A law intended to protect workers is being converted into one to discourage lenders from extending credit to shaky enterprises. The transformation means creditors no longer can count on the validity of a 20-year-old ruling that gave them leeway to dispose of collateral on defaulted loans.
The controversy involves the provision in the Fair Labor Standards Act that bars shipment of goods made by workers who have not gotten their legal wages. The intent was both to pressure employers to pay at least the minimum wage and required overtime and to protect companies that do obey the law from competition from manufacturers with unlawfully low labor costs.
But in 1966, the U.S. Court of Appeals in New York wrote what the judges called a "judicial exception" into that provision. The judges gave the go-ahead to a lender who had foreclosed on the inventory of a sweater factory to sell the goods, even though the workers who had made them had been paid less than the legal minimum wage.
Now, the U.S. Court of Appeals in Cincinnati has rejected that reasoning. In Brock v. Ely Group, handed down April 23, the majority read the FLSA as unequivocally banning the shipment and found no justification for making an exception that Congress had not written into the statute.
Not only is the ban on shipping such goods clear, the judges explained, but it also conforms with one of the underlying purposes of the act. Allowing a creditor who has executed a lien and taken title to goods produced in sweatshop conditions to sell those goods would put at a disadvantage those competitors who have been law-abiding -- and Congress wanted to avoid just such an unfair result.
The situation described in the new case was even worse than in the 1966 litigation. The workers were not just underpaid -- they went without pay at all for some weeks, as the manufacturer got onto slipperier and slipperier financial ground. The U.S. District Court judge in Memphis who originally enforced the shipment ban more than a year ago suggested that it is just for the lenders to be left holding the bag, because they bear some of the responsibility.
Enforcing the FLSA in such a way that lenders will think twice about advancing money for raw materials to operations so close to the margin that they cannot pay their workers would produce benefits, Judge Odell Horton argued.
In other cases, courts ruled that:
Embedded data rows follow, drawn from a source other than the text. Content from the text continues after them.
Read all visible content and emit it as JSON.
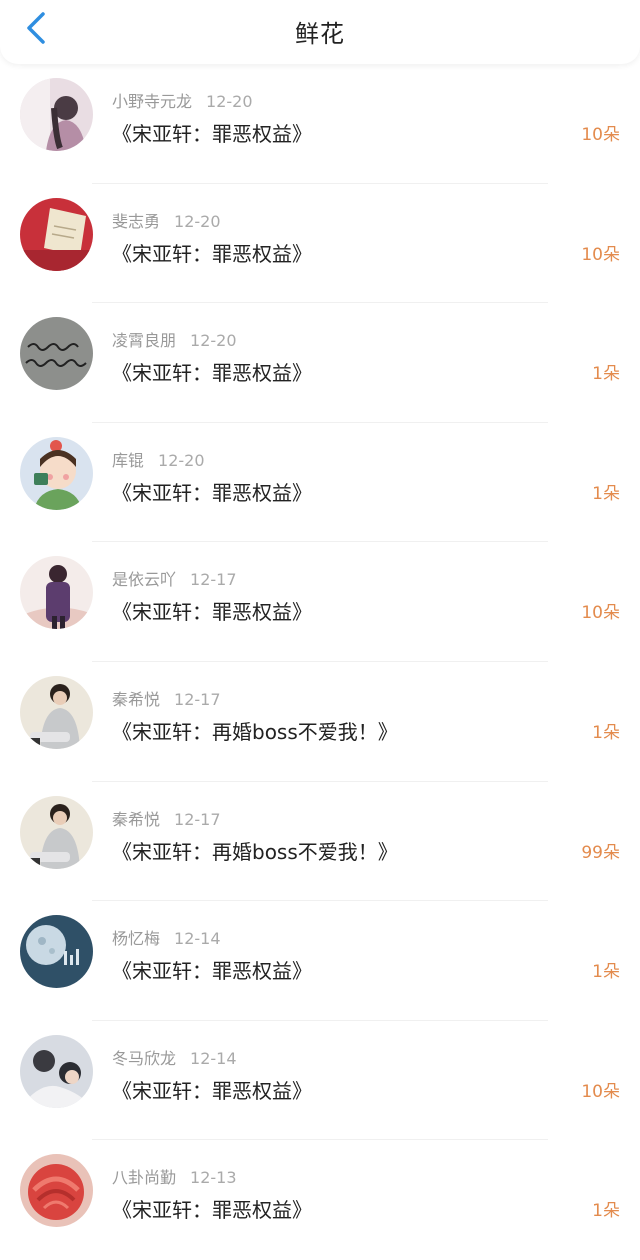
{
  "header": {
    "title": "鲜花"
  },
  "items": [
    {
      "user": "小野寺元龙",
      "date": "12-20",
      "book": "《宋亚轩：罪恶权益》",
      "count": "10朵",
      "avatar": "avatar-girl-purple"
    },
    {
      "user": "斐志勇",
      "date": "12-20",
      "book": "《宋亚轩：罪恶权益》",
      "count": "10朵",
      "avatar": "avatar-red-notes"
    },
    {
      "user": "凌霄良朋",
      "date": "12-20",
      "book": "《宋亚轩：罪恶权益》",
      "count": "1朵",
      "avatar": "avatar-handwriting"
    },
    {
      "user": "库锟",
      "date": "12-20",
      "book": "《宋亚轩：罪恶权益》",
      "count": "1朵",
      "avatar": "avatar-cartoon-girl"
    },
    {
      "user": "是依云吖",
      "date": "12-17",
      "book": "《宋亚轩：罪恶权益》",
      "count": "10朵",
      "avatar": "avatar-person-purple"
    },
    {
      "user": "秦希悦",
      "date": "12-17",
      "book": "《宋亚轩：再婚boss不爱我！》",
      "count": "1朵",
      "avatar": "avatar-boy-sweater"
    },
    {
      "user": "秦希悦",
      "date": "12-17",
      "book": "《宋亚轩：再婚boss不爱我！》",
      "count": "99朵",
      "avatar": "avatar-boy-sweater"
    },
    {
      "user": "杨忆梅",
      "date": "12-14",
      "book": "《宋亚轩：罪恶权益》",
      "count": "1朵",
      "avatar": "avatar-moon-blue"
    },
    {
      "user": "冬马欣龙",
      "date": "12-14",
      "book": "《宋亚轩：罪恶权益》",
      "count": "10朵",
      "avatar": "avatar-couple"
    },
    {
      "user": "八卦尚勤",
      "date": "12-13",
      "book": "《宋亚轩：罪恶权益》",
      "count": "1朵",
      "avatar": "avatar-rose"
    }
  ]
}
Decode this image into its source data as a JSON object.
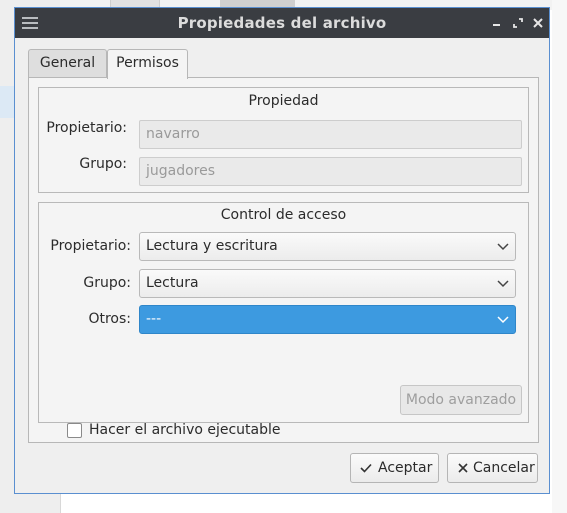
{
  "window": {
    "title": "Propiedades del archivo"
  },
  "tabs": [
    {
      "label": "General",
      "active": false
    },
    {
      "label": "Permisos",
      "active": true
    }
  ],
  "ownership": {
    "title": "Propiedad",
    "owner_label": "Propietario:",
    "owner_value": "navarro",
    "group_label": "Grupo:",
    "group_value": "jugadores"
  },
  "access": {
    "title": "Control de acceso",
    "owner_label": "Propietario:",
    "owner_value": "Lectura y escritura",
    "group_label": "Grupo:",
    "group_value": "Lectura",
    "others_label": "Otros:",
    "others_value": "---",
    "executable_label": "Hacer el archivo ejecutable",
    "executable_checked": false,
    "advanced_label": "Modo avanzado"
  },
  "buttons": {
    "ok_label": "Aceptar",
    "cancel_label": "Cancelar"
  },
  "colors": {
    "titlebar": "#3a3d42",
    "accent": "#3d9ae0",
    "window_border": "#5a8fd0"
  }
}
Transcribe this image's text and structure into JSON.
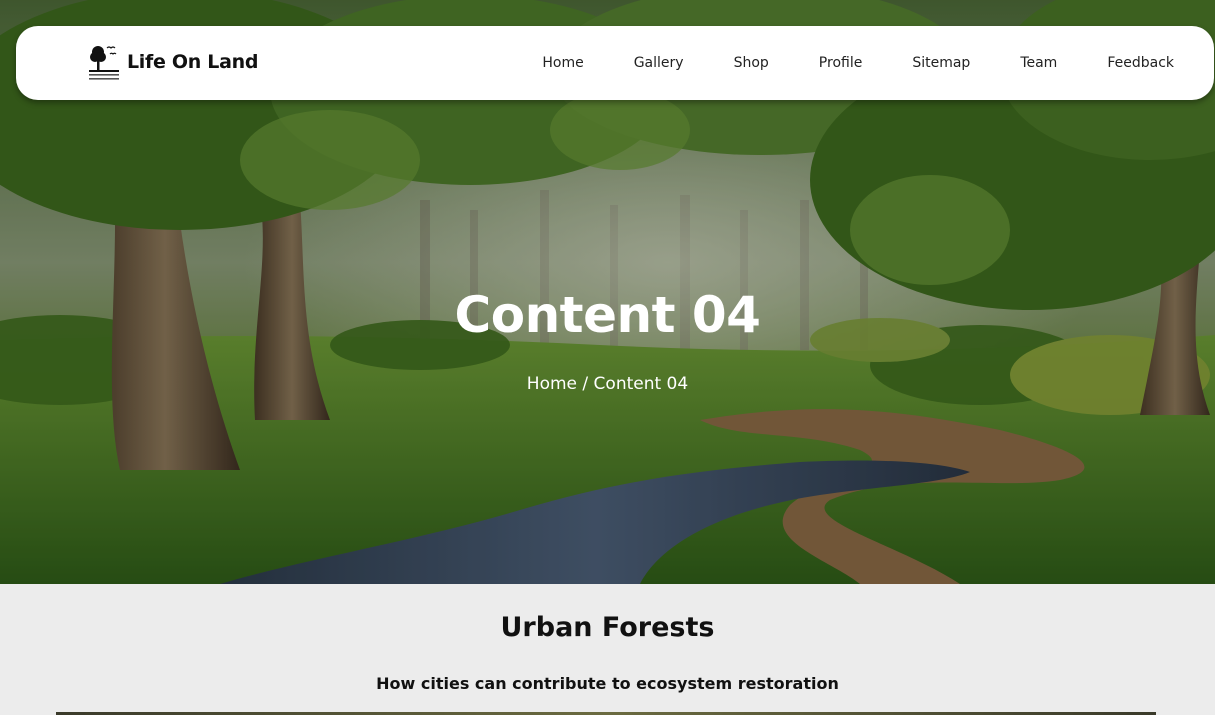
{
  "brand": {
    "name": "Life On Land"
  },
  "nav": {
    "items": [
      "Home",
      "Gallery",
      "Shop",
      "Profile",
      "Sitemap",
      "Team",
      "Feedback"
    ]
  },
  "hero": {
    "title": "Content 04",
    "breadcrumb": {
      "home": "Home",
      "separator": " / ",
      "current": "Content 04"
    }
  },
  "section": {
    "title": "Urban Forests",
    "subtitle": "How cities can contribute to ecosystem restoration"
  },
  "colors": {
    "nav_bg": "#ffffff",
    "page_bg": "#ececec",
    "text_dark": "#111111",
    "hero_text": "#ffffff"
  }
}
Homeowners can write off as a casualty loss on their income tax some declines in property values. The Internal Revenue Service always has argued that when a flood, or similar natural disaster, makes a house less saleable, the only loss that can be deducted is the actual cost of making repairs. But the U.S. Court of Appeals in Atlanta has rejected that narrow interpretation, opening the way for significant tax savings. When homeowners can show that fear on the part of potential buyers that a similar disaster will strike makes the real market value of the property fall, that loss of value is a casualty loss deductible like any other. (Finkbohner v. U.S., May 6)
Any kind of hiring or promotion test can be judged by whether or not the results are discriminatory. Some circuit courts of appeal have said the "disparate impact" way of assessing the legitimacy of job requirements -- tossing out unjustified height requirements because they lead to more women than men being rejected, for instance -- can be used only for objective criteria. But the U.S. Court of Appeals in Chicago gives greater rights to those seeking to prove unlawful employment discrimination, saying they can challenge subjective criteria -- such as open-ended questions posed by the members of an interviewing panel -- when the results seem to work against members of particular groups.(Regner v. Chicago, May 1)
A product liability suit can be based on injuries that were psychologically induced. The law in Oklahoma does not allow a plaintiff to recover for the mental anguish of an accident unless there is physical injury as well. But the Oklahoma Supreme Court decided the mental suffering does not have to follow the physical ailments. The justices gave the green light to a suit by a woman who got so upset at finding what she thought was a worm in a bottled soft drink that she got physically ill from her fear. The fact that the object in the bottle was really a piece of candy was not significant to the ruling. (Ellington v. Coca-Cola of Tulsa, April 1)